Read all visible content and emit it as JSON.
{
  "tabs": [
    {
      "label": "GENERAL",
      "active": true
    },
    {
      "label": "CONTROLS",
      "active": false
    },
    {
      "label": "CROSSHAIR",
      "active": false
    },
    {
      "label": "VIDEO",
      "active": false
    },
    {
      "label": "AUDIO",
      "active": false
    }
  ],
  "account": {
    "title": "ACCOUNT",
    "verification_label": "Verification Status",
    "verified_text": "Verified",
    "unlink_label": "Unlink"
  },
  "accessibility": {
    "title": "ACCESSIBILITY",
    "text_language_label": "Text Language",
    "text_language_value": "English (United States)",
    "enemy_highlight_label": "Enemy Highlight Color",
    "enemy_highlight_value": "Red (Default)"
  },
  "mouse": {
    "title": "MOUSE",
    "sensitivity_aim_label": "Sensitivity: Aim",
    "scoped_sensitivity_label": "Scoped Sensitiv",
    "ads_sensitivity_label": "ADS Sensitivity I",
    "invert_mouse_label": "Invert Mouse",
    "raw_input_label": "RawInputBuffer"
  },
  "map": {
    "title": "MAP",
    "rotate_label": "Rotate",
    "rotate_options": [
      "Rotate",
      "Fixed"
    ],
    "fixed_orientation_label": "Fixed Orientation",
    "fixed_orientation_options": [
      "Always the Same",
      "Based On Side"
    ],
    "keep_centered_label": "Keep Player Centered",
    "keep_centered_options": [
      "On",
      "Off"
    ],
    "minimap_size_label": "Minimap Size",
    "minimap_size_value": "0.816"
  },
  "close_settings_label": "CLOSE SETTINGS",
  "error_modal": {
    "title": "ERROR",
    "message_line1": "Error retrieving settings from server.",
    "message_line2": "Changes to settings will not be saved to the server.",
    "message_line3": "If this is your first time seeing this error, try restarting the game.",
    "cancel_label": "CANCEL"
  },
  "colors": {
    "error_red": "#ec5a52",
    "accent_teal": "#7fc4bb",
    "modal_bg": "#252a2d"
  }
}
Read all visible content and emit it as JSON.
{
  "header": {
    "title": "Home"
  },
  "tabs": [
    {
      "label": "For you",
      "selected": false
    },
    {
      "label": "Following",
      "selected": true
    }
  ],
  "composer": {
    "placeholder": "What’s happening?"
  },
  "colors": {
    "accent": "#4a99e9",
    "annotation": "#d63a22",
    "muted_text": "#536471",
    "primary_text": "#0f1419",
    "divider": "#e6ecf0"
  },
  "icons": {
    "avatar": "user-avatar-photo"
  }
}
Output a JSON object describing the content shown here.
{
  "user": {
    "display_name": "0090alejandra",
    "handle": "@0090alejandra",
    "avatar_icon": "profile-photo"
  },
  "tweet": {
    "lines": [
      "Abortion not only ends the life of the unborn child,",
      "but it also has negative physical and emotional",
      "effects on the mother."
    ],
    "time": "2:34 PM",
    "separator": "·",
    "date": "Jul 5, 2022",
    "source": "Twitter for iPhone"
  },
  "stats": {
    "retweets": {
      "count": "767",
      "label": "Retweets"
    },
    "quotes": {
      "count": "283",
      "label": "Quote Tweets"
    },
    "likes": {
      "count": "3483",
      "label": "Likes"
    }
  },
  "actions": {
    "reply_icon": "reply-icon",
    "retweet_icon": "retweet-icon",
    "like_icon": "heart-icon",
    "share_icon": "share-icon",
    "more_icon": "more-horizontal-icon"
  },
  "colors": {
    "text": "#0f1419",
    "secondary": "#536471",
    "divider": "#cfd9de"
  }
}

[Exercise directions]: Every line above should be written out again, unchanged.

[Output for this exercise]:
Read all visible content and emit it as JSON.
{
  "tabs": [
    {
      "label": "GENERAL",
      "active": true
    },
    {
      "label": "CONTROLS",
      "active": false
    },
    {
      "label": "CROSSHAIR",
      "active": false
    },
    {
      "label": "VIDEO",
      "active": false
    },
    {
      "label": "AUDIO",
      "active": false
    }
  ],
  "account": {
    "title": "ACCOUNT",
    "verification_label": "Verification Status",
    "verified_text": "Verified",
    "unlink_label": "Unlink"
  },
  "accessibility": {
    "title": "ACCESSIBILITY",
    "text_language_label": "Text Language",
    "text_language_value": "English (United States)",
    "enemy_highlight_label": "Enemy Highlight Color",
    "enemy_highlight_value": "Red (Default)"
  },
  "mouse": {
    "title": "MOUSE",
    "sensitivity_aim_label": "Sensitivity: Aim",
    "scoped_sensitivity_label": "Scoped Sensitiv",
    "ads_sensitivity_label": "ADS Sensitivity I",
    "invert_mouse_label": "Invert Mouse",
    "raw_input_label": "RawInputBuffer"
  },
  "map": {
    "title": "MAP",
    "rotate_label": "Rotate",
    "rotate_options": [
      "Rotate",
      "Fixed"
    ],
    "fixed_orientation_label": "Fixed Orientation",
    "fixed_orientation_options": [
      "Always the Same",
      "Based On Side"
    ],
    "keep_centered_label": "Keep Player Centered",
    "keep_centered_options": [
      "On",
      "Off"
    ],
    "minimap_size_label": "Minimap Size",
    "minimap_size_value": "0.816"
  },
  "close_settings_label": "CLOSE SETTINGS",
  "error_modal": {
    "title": "ERROR",
    "message_line1": "Error retrieving settings from server.",
    "message_line2": "Changes to settings will not be saved to the server.",
    "message_line3": "If this is your first time seeing this error, try restarting the game.",
    "cancel_label": "CANCEL"
  },
  "colors": {
    "error_red": "#ec5a52",
    "accent_teal": "#7fc4bb",
    "modal_bg": "#252a2d"
  }
}
Read all visible content and emit it as JSON.
{
  "header": {
    "title": "Home"
  },
  "tabs": [
    {
      "label": "For you",
      "selected": false
    },
    {
      "label": "Following",
      "selected": true
    }
  ],
  "composer": {
    "placeholder": "What’s happening?"
  },
  "colors": {
    "accent": "#4a99e9",
    "annotation": "#d63a22",
    "muted_text": "#536471",
    "primary_text": "#0f1419",
    "divider": "#e6ecf0"
  },
  "icons": {
    "avatar": "user-avatar-photo"
  }
}
Output a JSON object describing the content shown here.
{
  "user": {
    "display_name": "0090alejandra",
    "handle": "@0090alejandra",
    "avatar_icon": "profile-photo"
  },
  "tweet": {
    "lines": [
      "Abortion not only ends the life of the unborn child,",
      "but it also has negative physical and emotional",
      "effects on the mother."
    ],
    "time": "2:34 PM",
    "separator": "·",
    "date": "Jul 5, 2022",
    "source": "Twitter for iPhone"
  },
  "stats": {
    "retweets": {
      "count": "767",
      "label": "Retweets"
    },
    "quotes": {
      "count": "283",
      "label": "Quote Tweets"
    },
    "likes": {
      "count": "3483",
      "label": "Likes"
    }
  },
  "actions": {
    "reply_icon": "reply-icon",
    "retweet_icon": "retweet-icon",
    "like_icon": "heart-icon",
    "share_icon": "share-icon",
    "more_icon": "more-horizontal-icon"
  },
  "colors": {
    "text": "#0f1419",
    "secondary": "#536471",
    "divider": "#cfd9de"
  }
}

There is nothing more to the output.